**Exercise:** Reproduce only the lines that begin at the line with "Extract the structured" and run to the end of the entries; omit every picture.

[Element data from apps and pages]
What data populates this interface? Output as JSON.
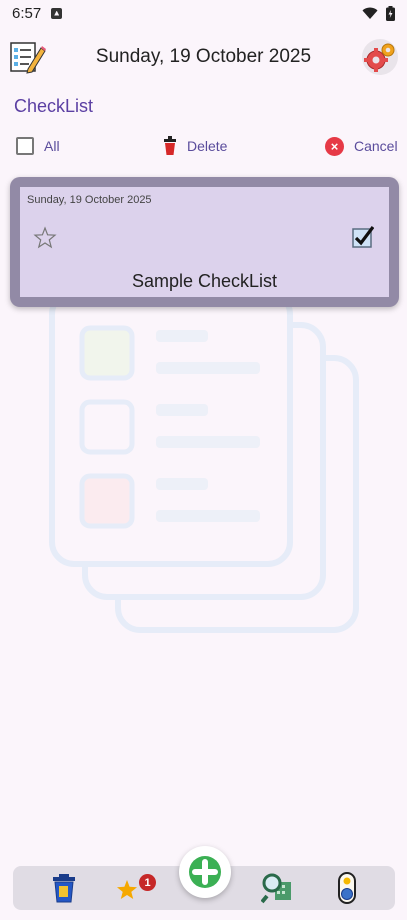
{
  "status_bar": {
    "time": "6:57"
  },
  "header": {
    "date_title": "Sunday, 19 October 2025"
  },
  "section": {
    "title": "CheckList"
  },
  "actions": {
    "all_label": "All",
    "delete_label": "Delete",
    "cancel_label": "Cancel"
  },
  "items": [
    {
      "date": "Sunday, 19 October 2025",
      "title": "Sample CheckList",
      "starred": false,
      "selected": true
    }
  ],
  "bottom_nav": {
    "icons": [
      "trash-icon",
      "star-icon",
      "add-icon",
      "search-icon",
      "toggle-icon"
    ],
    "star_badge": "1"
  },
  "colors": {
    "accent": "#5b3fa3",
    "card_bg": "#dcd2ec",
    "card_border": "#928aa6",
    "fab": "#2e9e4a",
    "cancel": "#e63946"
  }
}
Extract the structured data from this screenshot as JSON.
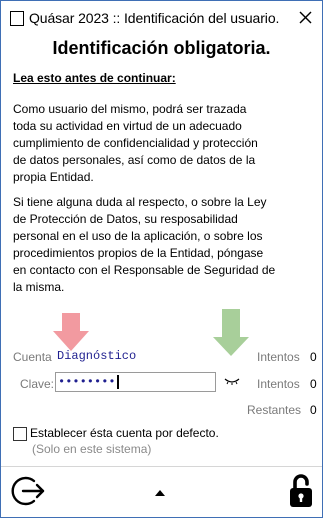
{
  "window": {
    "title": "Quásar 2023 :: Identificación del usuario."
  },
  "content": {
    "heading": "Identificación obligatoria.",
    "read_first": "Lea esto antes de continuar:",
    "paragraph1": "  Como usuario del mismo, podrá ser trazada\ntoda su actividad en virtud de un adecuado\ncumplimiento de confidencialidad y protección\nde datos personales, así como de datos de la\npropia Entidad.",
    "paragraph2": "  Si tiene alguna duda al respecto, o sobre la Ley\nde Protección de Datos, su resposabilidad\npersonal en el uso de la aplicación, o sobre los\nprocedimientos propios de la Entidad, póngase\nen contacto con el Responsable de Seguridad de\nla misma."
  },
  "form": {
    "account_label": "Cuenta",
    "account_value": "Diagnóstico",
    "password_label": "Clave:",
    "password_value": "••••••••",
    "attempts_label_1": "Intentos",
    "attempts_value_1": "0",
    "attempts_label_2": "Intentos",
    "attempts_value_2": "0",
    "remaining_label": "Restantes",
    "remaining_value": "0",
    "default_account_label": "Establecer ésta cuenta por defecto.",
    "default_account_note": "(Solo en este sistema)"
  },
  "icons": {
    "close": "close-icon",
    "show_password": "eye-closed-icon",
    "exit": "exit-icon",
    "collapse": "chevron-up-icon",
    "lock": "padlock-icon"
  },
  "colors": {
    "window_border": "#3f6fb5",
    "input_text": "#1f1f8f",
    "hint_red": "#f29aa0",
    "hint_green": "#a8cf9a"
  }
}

**Solution below:**
Extract the structured data from this screenshot as JSON.
{
  "window": {
    "title": "Quásar 2023 :: Identificación del usuario."
  },
  "content": {
    "heading": "Identificación obligatoria.",
    "read_first": "Lea esto antes de continuar:",
    "paragraph1": "  Como usuario del mismo, podrá ser trazada\ntoda su actividad en virtud de un adecuado\ncumplimiento de confidencialidad y protección\nde datos personales, así como de datos de la\npropia Entidad.",
    "paragraph2": "  Si tiene alguna duda al respecto, o sobre la Ley\nde Protección de Datos, su resposabilidad\npersonal en el uso de la aplicación, o sobre los\nprocedimientos propios de la Entidad, póngase\nen contacto con el Responsable de Seguridad de\nla misma."
  },
  "form": {
    "account_label": "Cuenta",
    "account_value": "Diagnóstico",
    "password_label": "Clave:",
    "password_value": "••••••••",
    "attempts_label_1": "Intentos",
    "attempts_value_1": "0",
    "attempts_label_2": "Intentos",
    "attempts_value_2": "0",
    "remaining_label": "Restantes",
    "remaining_value": "0",
    "default_account_label": "Establecer ésta cuenta por defecto.",
    "default_account_note": "(Solo en este sistema)"
  },
  "icons": {
    "close": "close-icon",
    "show_password": "eye-closed-icon",
    "exit": "exit-icon",
    "collapse": "chevron-up-icon",
    "lock": "padlock-icon"
  },
  "colors": {
    "window_border": "#3f6fb5",
    "input_text": "#1f1f8f",
    "hint_red": "#f29aa0",
    "hint_green": "#a8cf9a"
  }
}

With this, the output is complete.